▶ _Your instructions_
Print the data exactly as it is given, please.

▶ _Supplied material_
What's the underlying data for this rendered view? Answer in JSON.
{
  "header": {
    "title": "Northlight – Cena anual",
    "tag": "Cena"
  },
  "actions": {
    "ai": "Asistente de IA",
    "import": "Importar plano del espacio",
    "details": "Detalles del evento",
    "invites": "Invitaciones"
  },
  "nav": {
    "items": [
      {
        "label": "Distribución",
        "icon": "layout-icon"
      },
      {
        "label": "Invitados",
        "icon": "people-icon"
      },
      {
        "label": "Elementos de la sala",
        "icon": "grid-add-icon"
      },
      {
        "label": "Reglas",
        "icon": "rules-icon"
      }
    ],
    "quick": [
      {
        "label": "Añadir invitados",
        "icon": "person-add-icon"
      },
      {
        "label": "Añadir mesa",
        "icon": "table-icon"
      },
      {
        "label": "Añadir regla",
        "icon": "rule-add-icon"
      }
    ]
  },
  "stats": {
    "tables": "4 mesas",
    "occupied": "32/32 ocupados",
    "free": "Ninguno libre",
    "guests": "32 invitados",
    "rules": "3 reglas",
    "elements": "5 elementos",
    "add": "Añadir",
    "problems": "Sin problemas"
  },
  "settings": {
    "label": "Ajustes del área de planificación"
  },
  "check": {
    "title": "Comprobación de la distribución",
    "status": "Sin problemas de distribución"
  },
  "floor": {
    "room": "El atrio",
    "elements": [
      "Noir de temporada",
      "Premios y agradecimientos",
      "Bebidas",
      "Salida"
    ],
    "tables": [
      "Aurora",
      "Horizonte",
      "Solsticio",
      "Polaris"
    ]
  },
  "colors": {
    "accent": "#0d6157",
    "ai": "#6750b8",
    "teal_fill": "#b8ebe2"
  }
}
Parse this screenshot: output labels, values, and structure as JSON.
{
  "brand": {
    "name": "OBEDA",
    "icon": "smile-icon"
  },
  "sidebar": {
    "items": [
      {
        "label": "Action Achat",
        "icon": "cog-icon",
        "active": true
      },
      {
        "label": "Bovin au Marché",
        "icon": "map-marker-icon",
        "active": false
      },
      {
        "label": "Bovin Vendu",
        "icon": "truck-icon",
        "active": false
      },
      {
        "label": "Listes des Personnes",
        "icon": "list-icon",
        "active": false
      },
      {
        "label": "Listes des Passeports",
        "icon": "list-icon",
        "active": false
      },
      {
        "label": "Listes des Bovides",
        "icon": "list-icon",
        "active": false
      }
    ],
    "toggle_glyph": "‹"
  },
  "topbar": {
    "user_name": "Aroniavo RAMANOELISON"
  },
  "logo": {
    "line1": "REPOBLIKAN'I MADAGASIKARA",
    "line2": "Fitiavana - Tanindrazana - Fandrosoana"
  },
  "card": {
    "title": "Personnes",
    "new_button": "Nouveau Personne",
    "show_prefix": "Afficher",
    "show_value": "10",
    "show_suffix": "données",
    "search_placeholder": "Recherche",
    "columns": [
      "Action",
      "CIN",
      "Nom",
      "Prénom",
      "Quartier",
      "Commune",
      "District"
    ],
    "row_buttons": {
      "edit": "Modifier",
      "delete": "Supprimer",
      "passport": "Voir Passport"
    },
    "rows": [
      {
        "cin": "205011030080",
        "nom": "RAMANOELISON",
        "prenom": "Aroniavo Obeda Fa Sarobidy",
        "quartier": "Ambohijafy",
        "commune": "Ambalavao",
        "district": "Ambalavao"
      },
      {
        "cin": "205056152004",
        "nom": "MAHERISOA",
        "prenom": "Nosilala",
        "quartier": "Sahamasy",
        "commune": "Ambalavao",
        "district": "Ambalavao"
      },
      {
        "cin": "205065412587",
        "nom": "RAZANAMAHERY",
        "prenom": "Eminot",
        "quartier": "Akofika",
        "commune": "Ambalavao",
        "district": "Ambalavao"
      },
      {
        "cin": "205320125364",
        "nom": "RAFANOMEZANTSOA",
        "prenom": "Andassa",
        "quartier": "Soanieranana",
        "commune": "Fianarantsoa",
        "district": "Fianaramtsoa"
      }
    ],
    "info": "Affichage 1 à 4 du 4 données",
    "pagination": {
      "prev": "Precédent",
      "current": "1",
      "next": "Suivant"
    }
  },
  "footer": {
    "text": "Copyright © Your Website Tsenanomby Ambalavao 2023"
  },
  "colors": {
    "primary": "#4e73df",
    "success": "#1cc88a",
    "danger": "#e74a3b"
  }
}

▶ _Exercise answer_
What's the underlying data for this rendered view? Answer in JSON.
{
  "header": {
    "title": "Northlight – Cena anual",
    "tag": "Cena"
  },
  "actions": {
    "ai": "Asistente de IA",
    "import": "Importar plano del espacio",
    "details": "Detalles del evento",
    "invites": "Invitaciones"
  },
  "nav": {
    "items": [
      {
        "label": "Distribución",
        "icon": "layout-icon"
      },
      {
        "label": "Invitados",
        "icon": "people-icon"
      },
      {
        "label": "Elementos de la sala",
        "icon": "grid-add-icon"
      },
      {
        "label": "Reglas",
        "icon": "rules-icon"
      }
    ],
    "quick": [
      {
        "label": "Añadir invitados",
        "icon": "person-add-icon"
      },
      {
        "label": "Añadir mesa",
        "icon": "table-icon"
      },
      {
        "label": "Añadir regla",
        "icon": "rule-add-icon"
      }
    ]
  },
  "stats": {
    "tables": "4 mesas",
    "occupied": "32/32 ocupados",
    "free": "Ninguno libre",
    "guests": "32 invitados",
    "rules": "3 reglas",
    "elements": "5 elementos",
    "add": "Añadir",
    "problems": "Sin problemas"
  },
  "settings": {
    "label": "Ajustes del área de planificación"
  },
  "check": {
    "title": "Comprobación de la distribución",
    "status": "Sin problemas de distribución"
  },
  "floor": {
    "room": "El atrio",
    "elements": [
      "Noir de temporada",
      "Premios y agradecimientos",
      "Bebidas",
      "Salida"
    ],
    "tables": [
      "Aurora",
      "Horizonte",
      "Solsticio",
      "Polaris"
    ]
  },
  "colors": {
    "accent": "#0d6157",
    "ai": "#6750b8",
    "teal_fill": "#b8ebe2"
  }
}
Parse this screenshot: output labels, values, and structure as JSON.
{
  "brand": {
    "name": "OBEDA",
    "icon": "smile-icon"
  },
  "sidebar": {
    "items": [
      {
        "label": "Action Achat",
        "icon": "cog-icon",
        "active": true
      },
      {
        "label": "Bovin au Marché",
        "icon": "map-marker-icon",
        "active": false
      },
      {
        "label": "Bovin Vendu",
        "icon": "truck-icon",
        "active": false
      },
      {
        "label": "Listes des Personnes",
        "icon": "list-icon",
        "active": false
      },
      {
        "label": "Listes des Passeports",
        "icon": "list-icon",
        "active": false
      },
      {
        "label": "Listes des Bovides",
        "icon": "list-icon",
        "active": false
      }
    ],
    "toggle_glyph": "‹"
  },
  "topbar": {
    "user_name": "Aroniavo RAMANOELISON"
  },
  "logo": {
    "line1": "REPOBLIKAN'I MADAGASIKARA",
    "line2": "Fitiavana - Tanindrazana - Fandrosoana"
  },
  "card": {
    "title": "Personnes",
    "new_button": "Nouveau Personne",
    "show_prefix": "Afficher",
    "show_value": "10",
    "show_suffix": "données",
    "search_placeholder": "Recherche",
    "columns": [
      "Action",
      "CIN",
      "Nom",
      "Prénom",
      "Quartier",
      "Commune",
      "District"
    ],
    "row_buttons": {
      "edit": "Modifier",
      "delete": "Supprimer",
      "passport": "Voir Passport"
    },
    "rows": [
      {
        "cin": "205011030080",
        "nom": "RAMANOELISON",
        "prenom": "Aroniavo Obeda Fa Sarobidy",
        "quartier": "Ambohijafy",
        "commune": "Ambalavao",
        "district": "Ambalavao"
      },
      {
        "cin": "205056152004",
        "nom": "MAHERISOA",
        "prenom": "Nosilala",
        "quartier": "Sahamasy",
        "commune": "Ambalavao",
        "district": "Ambalavao"
      },
      {
        "cin": "205065412587",
        "nom": "RAZANAMAHERY",
        "prenom": "Eminot",
        "quartier": "Akofika",
        "commune": "Ambalavao",
        "district": "Ambalavao"
      },
      {
        "cin": "205320125364",
        "nom": "RAFANOMEZANTSOA",
        "prenom": "Andassa",
        "quartier": "Soanieranana",
        "commune": "Fianarantsoa",
        "district": "Fianaramtsoa"
      }
    ],
    "info": "Affichage 1 à 4 du 4 données",
    "pagination": {
      "prev": "Precédent",
      "current": "1",
      "next": "Suivant"
    }
  },
  "footer": {
    "text": "Copyright © Your Website Tsenanomby Ambalavao 2023"
  },
  "colors": {
    "primary": "#4e73df",
    "success": "#1cc88a",
    "danger": "#e74a3b"
  }
}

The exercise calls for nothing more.